[Data items]
+---+

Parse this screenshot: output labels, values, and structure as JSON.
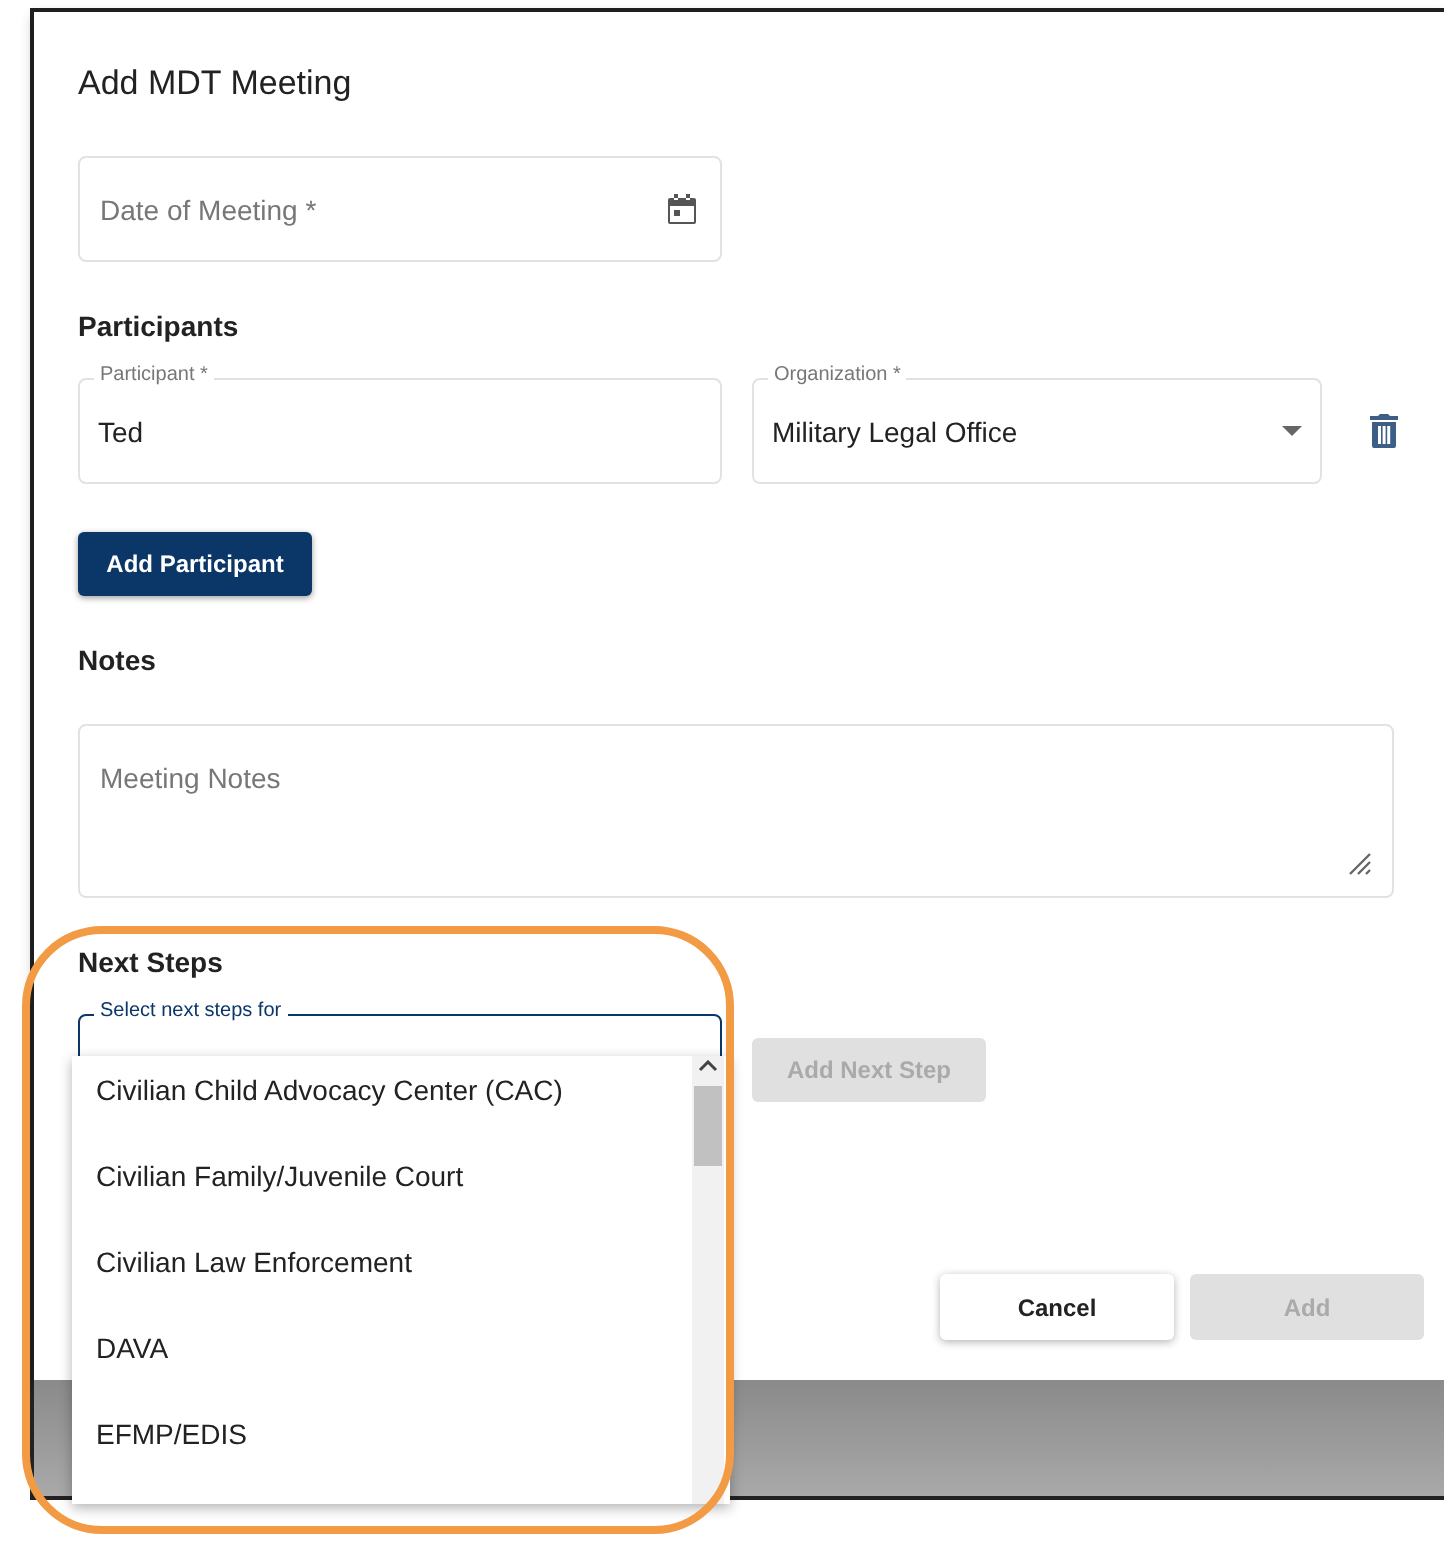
{
  "dialog": {
    "title": "Add MDT Meeting",
    "date_field": {
      "placeholder": "Date of Meeting *"
    },
    "participants_heading": "Participants",
    "participant_field": {
      "label": "Participant *",
      "value": "Ted"
    },
    "organization_field": {
      "label": "Organization *",
      "value": "Military Legal Office"
    },
    "add_participant_button": {
      "label": "Add Participant",
      "disabled": false
    },
    "notes_heading": "Notes",
    "notes_field": {
      "placeholder": "Meeting Notes"
    },
    "next_steps_heading": "Next Steps",
    "next_steps_field": {
      "label": "Select next steps for"
    },
    "add_next_step_button": {
      "label": "Add Next Step",
      "disabled": true
    },
    "buttons": [
      {
        "label": "Cancel",
        "disabled": false
      },
      {
        "label": "Add",
        "disabled": true
      }
    ]
  },
  "dropdown": {
    "options": [
      "Civilian Child Advocacy Center (CAC)",
      "Civilian Family/Juvenile Court",
      "Civilian Law Enforcement",
      "DAVA",
      "EFMP/EDIS"
    ]
  }
}
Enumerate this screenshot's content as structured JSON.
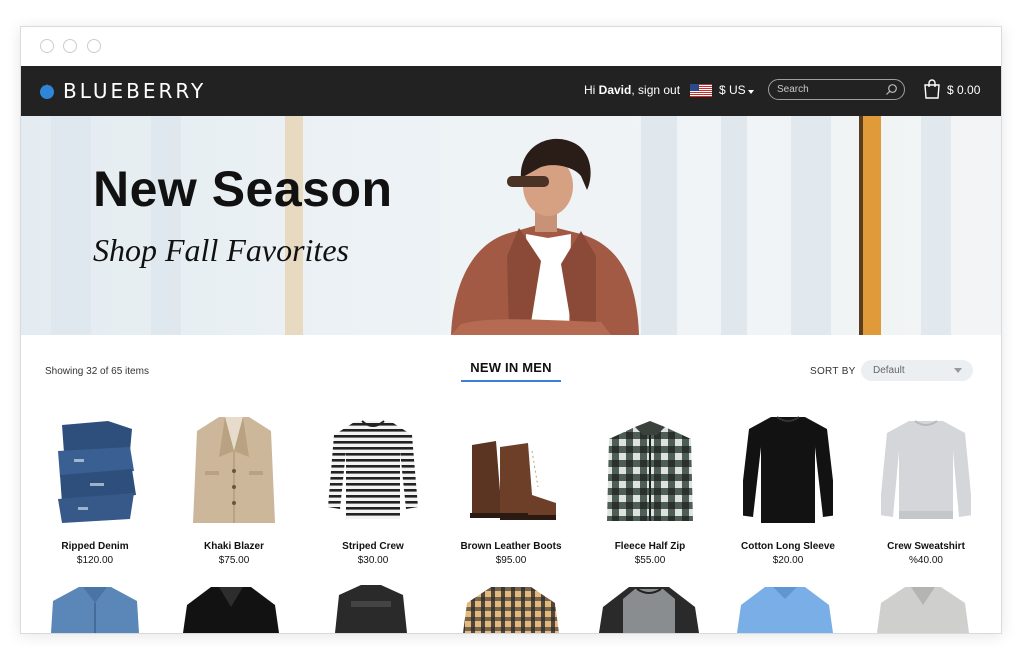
{
  "browser": {
    "window_controls": [
      "close",
      "minimize",
      "maximize"
    ]
  },
  "header": {
    "brand": "BLUEBERRY",
    "logo_icon": "blueberry-logo-icon",
    "greeting_prefix": "Hi ",
    "user_name": "David",
    "signout_text": ", sign out",
    "flag_icon": "us-flag-icon",
    "currency": "$ US",
    "search_placeholder": "Search",
    "cart_icon": "shopping-bag-icon",
    "cart_total": "$ 0.00",
    "background": "#222222"
  },
  "hero": {
    "title": "New Season",
    "subtitle": "Shop Fall Favorites"
  },
  "listing": {
    "count_text": "Showing 32 of 65 items",
    "section_title": "NEW IN MEN",
    "sort_label": "SORT BY",
    "sort_value": "Default",
    "accent": "#3d7fd6"
  },
  "products": [
    {
      "name": "Ripped Denim",
      "price": "$120.00",
      "icon": "folded-jeans"
    },
    {
      "name": "Khaki Blazer",
      "price": "$75.00",
      "icon": "blazer"
    },
    {
      "name": "Striped Crew",
      "price": "$30.00",
      "icon": "striped-shirt"
    },
    {
      "name": "Brown Leather Boots",
      "price": "$95.00",
      "icon": "boot"
    },
    {
      "name": "Fleece Half Zip",
      "price": "$55.00",
      "icon": "plaid-fleece"
    },
    {
      "name": "Cotton Long Sleeve",
      "price": "$20.00",
      "icon": "black-long-sleeve"
    },
    {
      "name": "Crew Sweatshirt",
      "price": "%40.00",
      "icon": "grey-sweatshirt"
    }
  ],
  "next_row": [
    "denim-shirt",
    "leather-jacket",
    "folded-jacket",
    "plaid-shirt",
    "raglan-tee",
    "polo-shirt",
    "grey-jacket"
  ]
}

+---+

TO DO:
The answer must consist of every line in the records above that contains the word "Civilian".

ANSWER BOX:
      "Civilian Child Advocacy Center (CAC)",
      "Civilian Family/Juvenile Court",
      "Civilian Law Enforcement",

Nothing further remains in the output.